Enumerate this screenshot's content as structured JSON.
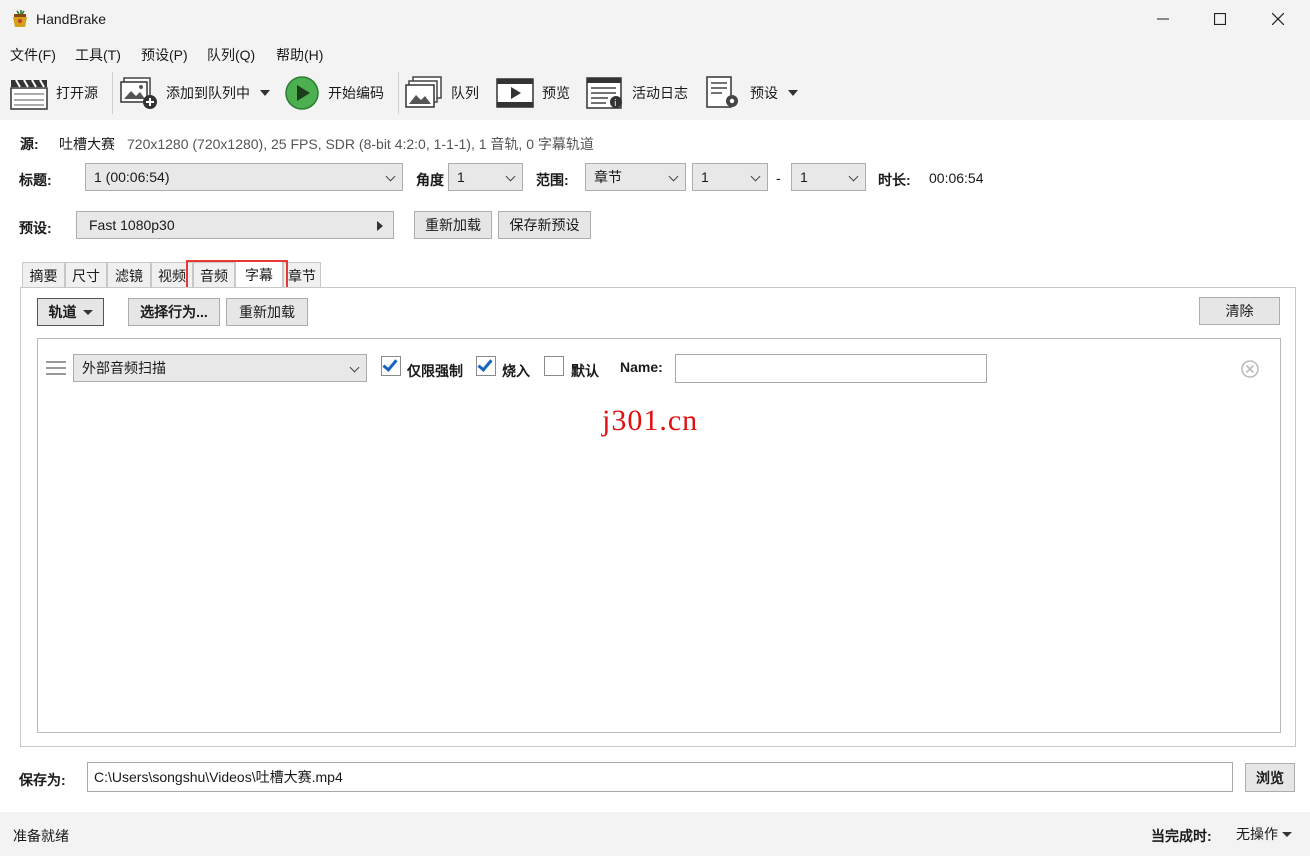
{
  "window": {
    "title": "HandBrake"
  },
  "menu": [
    {
      "label": "文件(F)"
    },
    {
      "label": "工具(T)"
    },
    {
      "label": "预设(P)"
    },
    {
      "label": "队列(Q)"
    },
    {
      "label": "帮助(H)"
    }
  ],
  "toolbar": {
    "open_source": "打开源",
    "add_to_queue": "添加到队列中",
    "start_encode": "开始编码",
    "queue": "队列",
    "preview": "预览",
    "activity_log": "活动日志",
    "presets": "预设"
  },
  "source": {
    "label": "源:",
    "name": "吐槽大赛",
    "info": "720x1280 (720x1280), 25 FPS, SDR (8-bit 4:2:0, 1-1-1), 1 音轨, 0 字幕轨道"
  },
  "title_row": {
    "title_label": "标题:",
    "title_value": "1  (00:06:54)",
    "angle_label": "角度",
    "angle_value": "1",
    "range_label": "范围:",
    "range_type": "章节",
    "range_start": "1",
    "range_dash": "-",
    "range_end": "1",
    "duration_label": "时长:",
    "duration_value": "00:06:54"
  },
  "preset_row": {
    "label": "预设:",
    "value": "Fast 1080p30",
    "reload": "重新加载",
    "save_new": "保存新预设"
  },
  "tabs": [
    {
      "label": "摘要"
    },
    {
      "label": "尺寸"
    },
    {
      "label": "滤镜"
    },
    {
      "label": "视频"
    },
    {
      "label": "音频"
    },
    {
      "label": "字幕"
    },
    {
      "label": "章节"
    }
  ],
  "subtitles": {
    "tracks_btn": "轨道",
    "select_behavior": "选择行为...",
    "reload": "重新加载",
    "clear": "清除",
    "track": {
      "source": "外部音频扫描",
      "forced_only": "仅限强制",
      "forced_only_checked": true,
      "burn_in": "烧入",
      "burn_in_checked": true,
      "default": "默认",
      "default_checked": false,
      "name_label": "Name:",
      "name_value": ""
    }
  },
  "watermark": "j301.cn",
  "save": {
    "label": "保存为:",
    "path": "C:\\Users\\songshu\\Videos\\吐槽大赛.mp4",
    "browse": "浏览"
  },
  "status": {
    "text": "准备就绪",
    "when_done_label": "当完成时:",
    "when_done_value": "无操作"
  }
}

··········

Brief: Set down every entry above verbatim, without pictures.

Answer to this problem:
Enumerate this screenshot's content as structured JSON.
{
  "window": {
    "title": "HandBrake"
  },
  "menu": [
    {
      "label": "文件(F)"
    },
    {
      "label": "工具(T)"
    },
    {
      "label": "预设(P)"
    },
    {
      "label": "队列(Q)"
    },
    {
      "label": "帮助(H)"
    }
  ],
  "toolbar": {
    "open_source": "打开源",
    "add_to_queue": "添加到队列中",
    "start_encode": "开始编码",
    "queue": "队列",
    "preview": "预览",
    "activity_log": "活动日志",
    "presets": "预设"
  },
  "source": {
    "label": "源:",
    "name": "吐槽大赛",
    "info": "720x1280 (720x1280), 25 FPS, SDR (8-bit 4:2:0, 1-1-1), 1 音轨, 0 字幕轨道"
  },
  "title_row": {
    "title_label": "标题:",
    "title_value": "1  (00:06:54)",
    "angle_label": "角度",
    "angle_value": "1",
    "range_label": "范围:",
    "range_type": "章节",
    "range_start": "1",
    "range_dash": "-",
    "range_end": "1",
    "duration_label": "时长:",
    "duration_value": "00:06:54"
  },
  "preset_row": {
    "label": "预设:",
    "value": "Fast 1080p30",
    "reload": "重新加载",
    "save_new": "保存新预设"
  },
  "tabs": [
    {
      "label": "摘要"
    },
    {
      "label": "尺寸"
    },
    {
      "label": "滤镜"
    },
    {
      "label": "视频"
    },
    {
      "label": "音频"
    },
    {
      "label": "字幕"
    },
    {
      "label": "章节"
    }
  ],
  "subtitles": {
    "tracks_btn": "轨道",
    "select_behavior": "选择行为...",
    "reload": "重新加载",
    "clear": "清除",
    "track": {
      "source": "外部音频扫描",
      "forced_only": "仅限强制",
      "forced_only_checked": true,
      "burn_in": "烧入",
      "burn_in_checked": true,
      "default": "默认",
      "default_checked": false,
      "name_label": "Name:",
      "name_value": ""
    }
  },
  "watermark": "j301.cn",
  "save": {
    "label": "保存为:",
    "path": "C:\\Users\\songshu\\Videos\\吐槽大赛.mp4",
    "browse": "浏览"
  },
  "status": {
    "text": "准备就绪",
    "when_done_label": "当完成时:",
    "when_done_value": "无操作"
  }
}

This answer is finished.